Michael Ward on Saturday, September 14
In no way is this meant as a disparaging comment about Emily Ting’s entertaining and enjoyable Go Back to China, but this is a comedy/drama custom-made for viewing, at home, on Netflix, under a blanket with some popcorn, and maybe some ice cream.
Playing like a romantic comedy, with no romantic subplot to speak of, Go Back to China stars YouTube star and comedic actor Anna Akana as Sasha, a Chinese-American millennial, whiling away in Los Angeles. Her degree in fashion design has netted her exactly zero opportunities. Floundering, she earned a trust fund from her wealthy father of $1 million upon graduation, but that was about a year ago and half those funds are now gone.
Her mother, May (Kelly Hu), receives an alimony check from Sasha’s father, Teddy (Richard Ng), but all of that becomes frozen when Dad forces Sasha to agree to return home and work for the family’s toy company. Facing eviction and a declining credit card, she returns and begins reacquainting herself with her father and younger half-siblings she has never met before.
Ting’s film has a rhythm to it which makes it as infectious as a Top 40 pop song. Admittedly formulaic in terms of storyline and screenplay, the gruff, grumbly Teddy has something of a scandalous problem of loving women, then replacing them with mistresses - which has led to his having children from single digits in age to Carol (Lynn Chen), his 34-year-old first-born daughter, who manages day-to-day operations of the family corporation.

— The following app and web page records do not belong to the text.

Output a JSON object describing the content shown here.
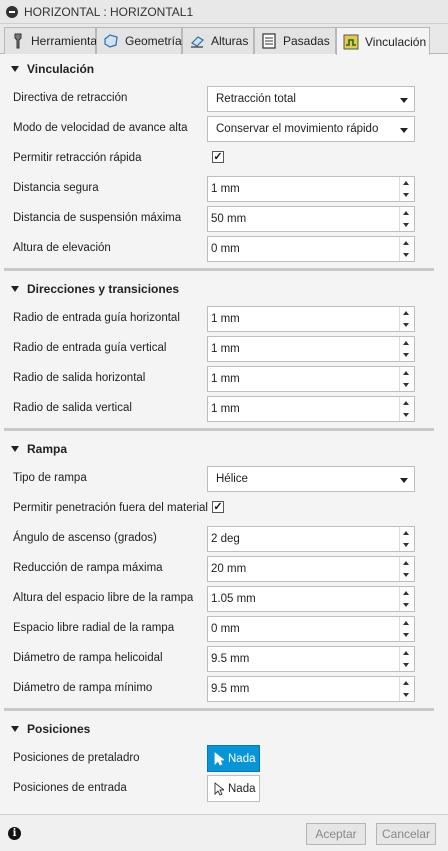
{
  "window": {
    "title": "HORIZONTAL : HORIZONTAL1"
  },
  "tabs": [
    {
      "label": "Herramienta",
      "icon": "tool-icon"
    },
    {
      "label": "Geometría",
      "icon": "geometry-icon"
    },
    {
      "label": "Alturas",
      "icon": "heights-icon"
    },
    {
      "label": "Pasadas",
      "icon": "passes-icon"
    },
    {
      "label": "Vinculación",
      "icon": "linking-icon",
      "active": true
    }
  ],
  "sections": {
    "vinculacion": {
      "title": "Vinculación",
      "directiva_label": "Directiva de retracción",
      "directiva_value": "Retracción total",
      "modo_label": "Modo de velocidad de avance alta",
      "modo_value": "Conservar el movimiento rápido",
      "permitir_label": "Permitir retracción rápida",
      "permitir_checked": true,
      "distancia_segura_label": "Distancia segura",
      "distancia_segura_value": "1 mm",
      "suspension_label": "Distancia de suspensión máxima",
      "suspension_value": "50 mm",
      "altura_label": "Altura de elevación",
      "altura_value": "0 mm"
    },
    "direcciones": {
      "title": "Direcciones y transiciones",
      "entrada_h_label": "Radio de entrada guía horizontal",
      "entrada_h_value": "1 mm",
      "entrada_v_label": "Radio de entrada guía vertical",
      "entrada_v_value": "1 mm",
      "salida_h_label": "Radio de salida horizontal",
      "salida_h_value": "1 mm",
      "salida_v_label": "Radio de salida vertical",
      "salida_v_value": "1 mm"
    },
    "rampa": {
      "title": "Rampa",
      "tipo_label": "Tipo de rampa",
      "tipo_value": "Hélice",
      "penetracion_label": "Permitir penetración fuera del material",
      "penetracion_checked": true,
      "angulo_label": "Ángulo de ascenso (grados)",
      "angulo_value": "2 deg",
      "reduccion_label": "Reducción de rampa máxima",
      "reduccion_value": "20 mm",
      "altura_libre_label": "Altura del espacio libre de la rampa",
      "altura_libre_value": "1.05 mm",
      "radial_label": "Espacio libre radial de la rampa",
      "radial_value": "0 mm",
      "helicoidal_label": "Diámetro de rampa helicoidal",
      "helicoidal_value": "9.5 mm",
      "minimo_label": "Diámetro de rampa mínimo",
      "minimo_value": "9.5 mm"
    },
    "posiciones": {
      "title": "Posiciones",
      "pretaladro_label": "Posiciones de pretaladro",
      "pretaladro_value": "Nada",
      "entrada_label": "Posiciones de entrada",
      "entrada_value": "Nada"
    }
  },
  "footer": {
    "accept_label": "Aceptar",
    "cancel_label": "Cancelar"
  },
  "colors": {
    "accent": "#0696d7",
    "panel": "#f4f4f4",
    "separator": "#c8c8c8"
  }
}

Go Back to China makes some interesting observations on the socio-economic culture of China, the treatment of workers on the assembly line, the stringent rules around social media and interaction in a communist country, and the patriarchal culture which defines Sasha’s family.
Perhaps Ting felt a bit unsettled in which direction to take her film. Sasha does not fall in love, no one catches her eye, but we do know pretty much where all of this is going. And while it feels like a movie we have seen countless times before, and one could argue we absolutely have and will again, this is quite the entertaining and thoughtful little film, with new optics to contemplate and consider.
Not all the social commentary lands effectively. Go Back to China gets caught up in the intrigue of how the American and Chinese cultures prove to be different, while also giving us a story of Sasha finding her voice and strength as an adult. She also attempts to help her father learn how to become a man who understands that, at the success of creating a global empire, he has likewise sacrificed so much for family he does not quite understand how to connect with on an emotional level.
Stubbornness reigns, but there is a buoyancy to Go Back to China which keeps things light and largely above-the-fray. While this might seem an easy movie to pick apart, an amusing scene will suddenly arrive. Good acting keeps us focused. And, before we realize it, Go Back to China goes down as smooth as a pint of your favorite Ben & Jerry’s, or the butteriest clump of popcorn you have ever tasted.